I decide to stick around for a few more songs.
Feigning nonchalance, I pick up a magazine and bury myself deep within its pages when I hear Flea yelling, “Ann? ANNNN!”
“Uh, yeah? What?”
“Do you like that song?” he asks about the gloriously melodic “Aeroplane,” which the band had just run through.
“Uh, yeah. I love it. Why?”
“My sister hates it.”
“Eighties pop drivel,” Smith snorts.
“I love ’80s pop drivel,” I demurely counter, before slinking back to my magazine.
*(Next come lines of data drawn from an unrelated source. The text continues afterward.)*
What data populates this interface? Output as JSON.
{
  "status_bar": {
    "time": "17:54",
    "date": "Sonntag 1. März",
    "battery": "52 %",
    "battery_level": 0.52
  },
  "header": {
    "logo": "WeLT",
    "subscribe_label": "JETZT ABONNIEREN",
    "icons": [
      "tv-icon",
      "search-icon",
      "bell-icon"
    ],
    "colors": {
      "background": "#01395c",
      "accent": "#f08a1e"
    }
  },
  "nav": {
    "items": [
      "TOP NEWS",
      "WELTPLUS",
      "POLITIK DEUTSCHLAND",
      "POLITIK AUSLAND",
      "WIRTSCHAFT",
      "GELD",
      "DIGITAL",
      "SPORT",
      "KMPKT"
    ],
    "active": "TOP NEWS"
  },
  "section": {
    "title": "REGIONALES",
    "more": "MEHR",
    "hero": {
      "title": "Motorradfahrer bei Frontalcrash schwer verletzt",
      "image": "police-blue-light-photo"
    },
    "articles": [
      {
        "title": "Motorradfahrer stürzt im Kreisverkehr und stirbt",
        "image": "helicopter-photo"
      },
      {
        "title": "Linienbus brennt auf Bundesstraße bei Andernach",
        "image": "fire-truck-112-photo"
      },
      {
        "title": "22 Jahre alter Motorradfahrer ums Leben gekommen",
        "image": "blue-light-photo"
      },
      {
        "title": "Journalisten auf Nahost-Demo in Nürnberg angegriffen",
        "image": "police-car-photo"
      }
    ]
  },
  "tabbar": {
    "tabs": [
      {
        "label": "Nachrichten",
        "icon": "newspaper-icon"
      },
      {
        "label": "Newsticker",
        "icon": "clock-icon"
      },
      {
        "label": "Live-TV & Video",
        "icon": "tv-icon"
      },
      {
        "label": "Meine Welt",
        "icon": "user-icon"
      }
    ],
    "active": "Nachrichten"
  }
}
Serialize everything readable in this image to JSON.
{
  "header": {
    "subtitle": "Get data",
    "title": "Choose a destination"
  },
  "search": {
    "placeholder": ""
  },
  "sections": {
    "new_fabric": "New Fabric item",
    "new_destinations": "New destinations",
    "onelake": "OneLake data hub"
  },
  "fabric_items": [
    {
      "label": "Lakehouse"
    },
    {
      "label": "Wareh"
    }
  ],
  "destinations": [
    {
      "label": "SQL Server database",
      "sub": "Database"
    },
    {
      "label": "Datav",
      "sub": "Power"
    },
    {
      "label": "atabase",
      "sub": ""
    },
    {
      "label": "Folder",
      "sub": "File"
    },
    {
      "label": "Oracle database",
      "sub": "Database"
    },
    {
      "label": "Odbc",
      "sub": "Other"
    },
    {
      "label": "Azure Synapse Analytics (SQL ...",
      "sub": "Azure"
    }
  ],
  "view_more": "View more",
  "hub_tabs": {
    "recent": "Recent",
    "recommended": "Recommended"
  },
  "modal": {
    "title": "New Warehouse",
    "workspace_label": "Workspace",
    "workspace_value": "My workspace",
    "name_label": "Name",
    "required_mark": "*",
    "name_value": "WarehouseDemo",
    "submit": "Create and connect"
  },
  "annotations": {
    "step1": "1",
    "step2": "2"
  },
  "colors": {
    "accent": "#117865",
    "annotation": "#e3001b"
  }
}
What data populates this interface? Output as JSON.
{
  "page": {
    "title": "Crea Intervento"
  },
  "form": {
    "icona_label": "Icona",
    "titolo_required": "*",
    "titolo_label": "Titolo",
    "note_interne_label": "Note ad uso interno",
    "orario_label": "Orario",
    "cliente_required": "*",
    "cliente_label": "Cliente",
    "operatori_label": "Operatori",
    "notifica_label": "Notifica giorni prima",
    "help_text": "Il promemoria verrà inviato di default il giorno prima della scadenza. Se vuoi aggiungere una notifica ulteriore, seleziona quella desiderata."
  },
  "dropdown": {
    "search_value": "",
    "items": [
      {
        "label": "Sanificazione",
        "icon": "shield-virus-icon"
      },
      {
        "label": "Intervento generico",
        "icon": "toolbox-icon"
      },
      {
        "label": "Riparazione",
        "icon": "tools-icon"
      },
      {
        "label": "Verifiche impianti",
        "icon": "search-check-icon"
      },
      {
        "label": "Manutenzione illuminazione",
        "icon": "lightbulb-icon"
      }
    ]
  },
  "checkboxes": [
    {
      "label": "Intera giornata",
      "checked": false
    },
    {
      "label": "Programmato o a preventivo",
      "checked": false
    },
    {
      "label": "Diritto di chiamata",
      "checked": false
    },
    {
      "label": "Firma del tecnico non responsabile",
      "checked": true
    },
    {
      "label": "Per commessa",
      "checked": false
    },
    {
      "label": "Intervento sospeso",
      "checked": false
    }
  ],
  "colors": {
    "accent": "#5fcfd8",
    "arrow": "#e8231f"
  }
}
Later, after rehearsal breaks up and the band fire up their Harleys and scatter like coyotes in the Hollywood Hills, I ease into my sensible Volvo and head east down Melrose Avenue. “I like pleasure spiked with pain / And music is my airplane,” sings a laid-back Kiedis from my car stereo. Just when it seems like all is right in the world, a traffic cop slows my progress. A nasty little accident had just occurred moments before at the intersection of Virgil and Melrose. Shards of glass and metal blanket the street. I slow down long enough to catch a glimpse of the bloody aftermath. Although I can’t see her face, the neckline of the young woman’s white T-shirt looks as if it had been tie-died crimson-red. Everything moves in super-slow motion.
“Looking in my rearview mirror,” Kiedis continues. “Looking in my rearview mirror / I can make it disappear.”
One block later, the ugliness is gone, a distant memory, just another shitty day in Paradise. “Just one note could make me float,” Kiedis croons, “make me float away.” The song spins ’round my head as I drive the same palm-lined streets that both O.J. and the LAPD freely roamed. After each fire, riot, earthquake, gang shooting, and misguided verdict, everyone I know here threatens to move. but we just can’t seem to shake the craving for just one more taste, one more fix of the sunny SoCal lifestyle. Maybe Bertolt Brecht was right. In his epic poem from the 1940s, “Hollywood Elegies,” Brecht wrote that when God was creating heaven and hell, he decided to save time and put them both in the same place: Los Angeles.